Effects of cold-shock triploidy induction treatment on cell cleavage, hatching rate, and survival of triploid larvae of spotted sand bass (Paralabrax maculatofasciatus)

Main Article Content

Juan Pablo Alcántar-Vázquez
Sylvie Dumas
Renato Peña
Ana M Ibarra


Three experiments assessed the effects of cold-shock induced triploidy on (1) the incidence of abnormal cell cleavage during embryogenesis, (2) hatching success and the proportion of live yolk-sac larvae in normally cleaved versus abnormally cleaved embryos, and (3) survival of triploid larvae of spotted sand bass (Paralabrax maculatofasciatus). All spawns were obtained by hormonal induction (LHRHa). Triploidy was induced by cold shock shortly after fertilization. In experiment 1, the percentage of abnormal cell cleavage was significantly higher (P < 0.05) in the cold-shocked group than in the control group, while the hatching rate and the proportion of live yolk-sac larvae were significantly lower (P < 0.05). In experiment 2, when normally and abnormally cleaved embryos from the control and cold-shocked groups were incubated separately, normal cleaved embryos in the cold-shocked group showed a significantly higher hatching rate and proportion of live yolk-sac larvae than abnormally cleaved embryos in the same group. No difference was observed in the control group. In experiment 3, a significant decrease (P < 0.05) in the triploidy count was observed throughout the larval period. Final survival was drastically lower for triploid larvae compared to cold-shocked diploids and untreated eggs.

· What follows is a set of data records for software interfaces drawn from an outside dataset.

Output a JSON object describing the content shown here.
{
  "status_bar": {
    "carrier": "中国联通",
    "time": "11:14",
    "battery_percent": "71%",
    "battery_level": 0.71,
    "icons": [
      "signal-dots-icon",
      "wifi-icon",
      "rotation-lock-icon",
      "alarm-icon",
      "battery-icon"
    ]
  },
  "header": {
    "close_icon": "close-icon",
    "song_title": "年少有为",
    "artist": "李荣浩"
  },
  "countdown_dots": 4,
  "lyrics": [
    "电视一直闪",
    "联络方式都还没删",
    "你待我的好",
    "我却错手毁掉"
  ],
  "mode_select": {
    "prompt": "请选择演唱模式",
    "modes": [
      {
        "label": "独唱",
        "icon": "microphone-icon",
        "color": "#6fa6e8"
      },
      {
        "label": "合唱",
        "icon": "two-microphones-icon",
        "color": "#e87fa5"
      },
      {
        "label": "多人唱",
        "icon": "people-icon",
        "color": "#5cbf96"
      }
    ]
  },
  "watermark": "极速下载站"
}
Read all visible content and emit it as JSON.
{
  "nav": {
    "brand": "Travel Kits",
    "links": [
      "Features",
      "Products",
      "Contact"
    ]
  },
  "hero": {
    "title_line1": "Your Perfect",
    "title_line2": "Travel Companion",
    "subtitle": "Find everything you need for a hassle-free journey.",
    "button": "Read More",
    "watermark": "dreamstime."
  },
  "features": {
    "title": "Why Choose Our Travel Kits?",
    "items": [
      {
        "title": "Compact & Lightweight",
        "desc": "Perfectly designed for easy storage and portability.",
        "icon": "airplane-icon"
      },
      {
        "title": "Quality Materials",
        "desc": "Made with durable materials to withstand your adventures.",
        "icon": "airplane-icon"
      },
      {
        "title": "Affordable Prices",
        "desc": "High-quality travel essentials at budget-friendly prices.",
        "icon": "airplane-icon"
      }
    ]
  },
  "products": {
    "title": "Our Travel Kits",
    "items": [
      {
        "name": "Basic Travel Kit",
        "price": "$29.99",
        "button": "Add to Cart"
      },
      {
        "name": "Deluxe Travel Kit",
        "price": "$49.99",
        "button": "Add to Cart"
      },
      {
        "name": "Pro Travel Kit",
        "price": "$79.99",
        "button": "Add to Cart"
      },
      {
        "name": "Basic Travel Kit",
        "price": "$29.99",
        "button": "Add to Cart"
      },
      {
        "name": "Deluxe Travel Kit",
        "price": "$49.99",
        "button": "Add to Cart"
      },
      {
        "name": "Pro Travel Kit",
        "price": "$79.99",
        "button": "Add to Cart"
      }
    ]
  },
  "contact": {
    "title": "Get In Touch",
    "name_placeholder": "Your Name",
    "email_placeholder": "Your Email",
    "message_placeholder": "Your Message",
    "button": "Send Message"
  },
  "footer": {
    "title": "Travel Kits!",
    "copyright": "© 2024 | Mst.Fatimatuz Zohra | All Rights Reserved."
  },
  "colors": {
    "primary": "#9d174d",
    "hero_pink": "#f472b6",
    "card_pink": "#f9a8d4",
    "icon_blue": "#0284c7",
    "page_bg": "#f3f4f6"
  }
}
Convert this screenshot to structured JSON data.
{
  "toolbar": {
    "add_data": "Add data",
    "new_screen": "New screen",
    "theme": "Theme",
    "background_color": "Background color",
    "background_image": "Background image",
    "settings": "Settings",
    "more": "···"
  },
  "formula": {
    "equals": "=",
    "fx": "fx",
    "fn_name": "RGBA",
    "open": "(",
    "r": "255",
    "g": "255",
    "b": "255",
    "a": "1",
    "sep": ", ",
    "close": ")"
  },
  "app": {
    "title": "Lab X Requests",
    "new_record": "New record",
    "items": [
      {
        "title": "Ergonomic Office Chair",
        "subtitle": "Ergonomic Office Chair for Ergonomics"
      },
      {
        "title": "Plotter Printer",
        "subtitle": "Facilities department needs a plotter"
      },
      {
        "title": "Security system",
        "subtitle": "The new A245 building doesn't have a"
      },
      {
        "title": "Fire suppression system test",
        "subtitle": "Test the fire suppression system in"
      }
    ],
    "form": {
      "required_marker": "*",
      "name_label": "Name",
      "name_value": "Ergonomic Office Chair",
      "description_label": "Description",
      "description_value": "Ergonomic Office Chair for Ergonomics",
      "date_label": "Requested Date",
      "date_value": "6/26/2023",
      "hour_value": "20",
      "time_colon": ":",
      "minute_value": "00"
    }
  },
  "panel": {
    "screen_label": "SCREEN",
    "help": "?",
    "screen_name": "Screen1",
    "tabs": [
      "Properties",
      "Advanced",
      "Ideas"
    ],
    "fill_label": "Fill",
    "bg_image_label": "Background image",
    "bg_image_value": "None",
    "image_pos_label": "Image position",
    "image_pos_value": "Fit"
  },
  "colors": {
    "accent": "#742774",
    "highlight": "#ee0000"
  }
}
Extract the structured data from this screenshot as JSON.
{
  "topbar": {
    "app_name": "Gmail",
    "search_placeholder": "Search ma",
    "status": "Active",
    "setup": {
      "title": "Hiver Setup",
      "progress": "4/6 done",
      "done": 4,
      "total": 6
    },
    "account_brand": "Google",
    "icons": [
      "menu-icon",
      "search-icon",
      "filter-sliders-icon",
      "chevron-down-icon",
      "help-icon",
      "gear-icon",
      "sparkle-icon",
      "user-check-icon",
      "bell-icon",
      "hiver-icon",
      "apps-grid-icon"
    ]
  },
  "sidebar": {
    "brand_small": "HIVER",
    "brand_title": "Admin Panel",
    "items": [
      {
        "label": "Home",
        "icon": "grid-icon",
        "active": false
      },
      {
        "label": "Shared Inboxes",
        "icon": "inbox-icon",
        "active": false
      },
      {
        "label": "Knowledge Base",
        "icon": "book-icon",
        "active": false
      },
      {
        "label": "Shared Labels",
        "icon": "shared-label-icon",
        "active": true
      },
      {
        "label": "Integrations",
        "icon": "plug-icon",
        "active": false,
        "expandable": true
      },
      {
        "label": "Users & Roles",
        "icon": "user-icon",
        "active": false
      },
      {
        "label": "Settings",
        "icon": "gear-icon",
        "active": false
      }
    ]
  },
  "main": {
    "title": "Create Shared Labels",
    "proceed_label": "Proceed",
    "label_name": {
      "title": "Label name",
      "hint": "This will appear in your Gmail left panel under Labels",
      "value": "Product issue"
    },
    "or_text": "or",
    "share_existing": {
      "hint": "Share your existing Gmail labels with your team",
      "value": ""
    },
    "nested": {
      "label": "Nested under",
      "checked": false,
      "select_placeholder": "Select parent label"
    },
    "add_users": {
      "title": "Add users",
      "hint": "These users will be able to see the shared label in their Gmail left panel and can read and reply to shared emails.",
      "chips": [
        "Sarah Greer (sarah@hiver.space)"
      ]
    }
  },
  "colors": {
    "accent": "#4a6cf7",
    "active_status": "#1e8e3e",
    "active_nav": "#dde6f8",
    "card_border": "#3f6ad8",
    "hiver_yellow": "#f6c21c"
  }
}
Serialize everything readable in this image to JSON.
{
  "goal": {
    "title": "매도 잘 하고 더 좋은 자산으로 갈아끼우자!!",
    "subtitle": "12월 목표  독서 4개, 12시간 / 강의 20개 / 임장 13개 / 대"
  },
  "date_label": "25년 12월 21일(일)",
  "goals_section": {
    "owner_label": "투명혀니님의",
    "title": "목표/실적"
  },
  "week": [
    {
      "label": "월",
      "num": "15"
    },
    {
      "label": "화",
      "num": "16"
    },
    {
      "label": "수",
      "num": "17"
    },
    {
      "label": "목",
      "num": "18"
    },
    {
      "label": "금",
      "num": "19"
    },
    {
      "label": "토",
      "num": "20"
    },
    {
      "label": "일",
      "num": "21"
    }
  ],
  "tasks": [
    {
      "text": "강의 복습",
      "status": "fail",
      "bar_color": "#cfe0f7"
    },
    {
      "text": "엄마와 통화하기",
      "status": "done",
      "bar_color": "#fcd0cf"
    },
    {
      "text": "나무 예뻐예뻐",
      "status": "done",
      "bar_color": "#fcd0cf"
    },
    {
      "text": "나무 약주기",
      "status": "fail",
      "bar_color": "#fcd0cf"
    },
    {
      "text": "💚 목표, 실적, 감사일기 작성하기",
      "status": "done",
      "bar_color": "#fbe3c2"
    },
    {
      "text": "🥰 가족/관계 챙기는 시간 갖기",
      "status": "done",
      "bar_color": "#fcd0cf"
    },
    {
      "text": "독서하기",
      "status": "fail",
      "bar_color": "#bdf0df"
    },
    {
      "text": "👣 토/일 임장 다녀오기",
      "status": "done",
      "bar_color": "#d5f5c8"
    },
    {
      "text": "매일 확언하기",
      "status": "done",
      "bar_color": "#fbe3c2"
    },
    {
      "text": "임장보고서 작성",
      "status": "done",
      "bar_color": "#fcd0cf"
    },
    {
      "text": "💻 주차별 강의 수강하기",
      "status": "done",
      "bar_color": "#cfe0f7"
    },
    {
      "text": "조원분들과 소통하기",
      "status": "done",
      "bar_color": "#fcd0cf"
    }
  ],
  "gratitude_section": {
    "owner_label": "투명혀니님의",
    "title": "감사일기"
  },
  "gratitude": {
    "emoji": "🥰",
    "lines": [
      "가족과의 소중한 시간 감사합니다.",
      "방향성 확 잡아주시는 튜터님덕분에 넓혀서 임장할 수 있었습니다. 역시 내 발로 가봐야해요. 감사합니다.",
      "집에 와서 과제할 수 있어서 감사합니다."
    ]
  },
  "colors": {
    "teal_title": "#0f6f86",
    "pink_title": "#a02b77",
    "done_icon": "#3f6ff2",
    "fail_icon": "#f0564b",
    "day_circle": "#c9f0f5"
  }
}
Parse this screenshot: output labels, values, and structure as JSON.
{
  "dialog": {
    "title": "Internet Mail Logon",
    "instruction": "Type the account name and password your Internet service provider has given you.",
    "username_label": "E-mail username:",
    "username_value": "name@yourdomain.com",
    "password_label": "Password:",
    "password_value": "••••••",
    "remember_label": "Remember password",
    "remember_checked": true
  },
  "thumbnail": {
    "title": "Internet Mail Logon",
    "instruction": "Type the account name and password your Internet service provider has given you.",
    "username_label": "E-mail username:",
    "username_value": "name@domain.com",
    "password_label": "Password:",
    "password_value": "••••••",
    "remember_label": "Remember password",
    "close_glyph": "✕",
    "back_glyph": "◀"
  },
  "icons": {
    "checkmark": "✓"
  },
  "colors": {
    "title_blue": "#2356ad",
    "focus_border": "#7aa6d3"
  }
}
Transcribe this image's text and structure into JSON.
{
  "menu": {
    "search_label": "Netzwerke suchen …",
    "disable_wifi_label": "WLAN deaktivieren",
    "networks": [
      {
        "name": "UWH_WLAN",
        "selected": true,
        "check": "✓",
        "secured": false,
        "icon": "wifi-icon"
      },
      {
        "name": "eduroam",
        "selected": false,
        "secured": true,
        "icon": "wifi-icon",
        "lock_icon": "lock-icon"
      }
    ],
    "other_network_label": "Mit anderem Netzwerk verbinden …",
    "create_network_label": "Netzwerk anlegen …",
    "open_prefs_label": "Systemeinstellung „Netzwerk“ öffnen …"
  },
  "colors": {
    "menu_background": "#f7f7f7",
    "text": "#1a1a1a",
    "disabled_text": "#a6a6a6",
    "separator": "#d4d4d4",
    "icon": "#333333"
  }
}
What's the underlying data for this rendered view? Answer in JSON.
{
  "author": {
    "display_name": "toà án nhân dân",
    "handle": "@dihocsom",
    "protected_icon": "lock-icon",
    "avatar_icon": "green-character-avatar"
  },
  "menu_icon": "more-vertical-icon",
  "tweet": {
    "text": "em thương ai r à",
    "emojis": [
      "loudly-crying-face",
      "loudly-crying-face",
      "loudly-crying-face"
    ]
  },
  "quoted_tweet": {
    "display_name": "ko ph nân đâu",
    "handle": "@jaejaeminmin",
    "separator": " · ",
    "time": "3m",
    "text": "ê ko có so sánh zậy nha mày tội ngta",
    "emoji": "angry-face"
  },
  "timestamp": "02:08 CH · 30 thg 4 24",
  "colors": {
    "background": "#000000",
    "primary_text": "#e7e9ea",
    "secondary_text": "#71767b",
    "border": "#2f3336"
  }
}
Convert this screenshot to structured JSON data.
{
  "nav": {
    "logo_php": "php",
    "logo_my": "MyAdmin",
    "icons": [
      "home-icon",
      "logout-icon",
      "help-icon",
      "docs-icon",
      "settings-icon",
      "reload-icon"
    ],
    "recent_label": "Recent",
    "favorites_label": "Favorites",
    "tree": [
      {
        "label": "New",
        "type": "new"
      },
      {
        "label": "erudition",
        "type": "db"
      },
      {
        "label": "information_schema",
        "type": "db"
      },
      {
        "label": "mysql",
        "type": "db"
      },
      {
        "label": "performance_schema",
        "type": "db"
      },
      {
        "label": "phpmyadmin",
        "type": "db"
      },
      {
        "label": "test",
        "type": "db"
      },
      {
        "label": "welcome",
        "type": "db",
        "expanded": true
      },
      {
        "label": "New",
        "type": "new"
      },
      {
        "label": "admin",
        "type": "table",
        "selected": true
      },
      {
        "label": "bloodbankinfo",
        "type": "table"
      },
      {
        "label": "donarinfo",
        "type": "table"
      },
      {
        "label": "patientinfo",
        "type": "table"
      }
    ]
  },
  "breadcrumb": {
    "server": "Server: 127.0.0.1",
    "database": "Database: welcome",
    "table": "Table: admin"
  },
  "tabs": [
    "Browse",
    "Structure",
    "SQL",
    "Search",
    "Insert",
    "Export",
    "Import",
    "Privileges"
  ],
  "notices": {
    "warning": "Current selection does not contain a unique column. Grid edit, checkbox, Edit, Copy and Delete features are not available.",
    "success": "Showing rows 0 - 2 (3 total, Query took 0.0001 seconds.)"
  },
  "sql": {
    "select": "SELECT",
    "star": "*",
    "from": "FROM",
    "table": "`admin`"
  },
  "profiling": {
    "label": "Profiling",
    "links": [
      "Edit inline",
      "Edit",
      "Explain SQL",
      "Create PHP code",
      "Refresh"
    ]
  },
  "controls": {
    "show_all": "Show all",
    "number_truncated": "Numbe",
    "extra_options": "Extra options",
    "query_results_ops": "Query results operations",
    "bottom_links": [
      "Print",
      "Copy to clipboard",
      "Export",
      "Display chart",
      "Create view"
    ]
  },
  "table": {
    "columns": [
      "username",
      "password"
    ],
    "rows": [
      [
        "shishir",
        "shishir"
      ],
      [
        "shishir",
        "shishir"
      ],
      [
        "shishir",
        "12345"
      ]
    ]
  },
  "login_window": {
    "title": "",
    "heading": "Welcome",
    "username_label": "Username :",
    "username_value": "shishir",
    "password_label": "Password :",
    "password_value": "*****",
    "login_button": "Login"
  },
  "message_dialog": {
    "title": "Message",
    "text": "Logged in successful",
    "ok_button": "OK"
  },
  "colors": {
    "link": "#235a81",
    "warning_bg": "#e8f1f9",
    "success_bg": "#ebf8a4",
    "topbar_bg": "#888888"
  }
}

Low triploidy percentages at the end of the larval period would seriously hinder the development of triploid sand bass culture.

Article Details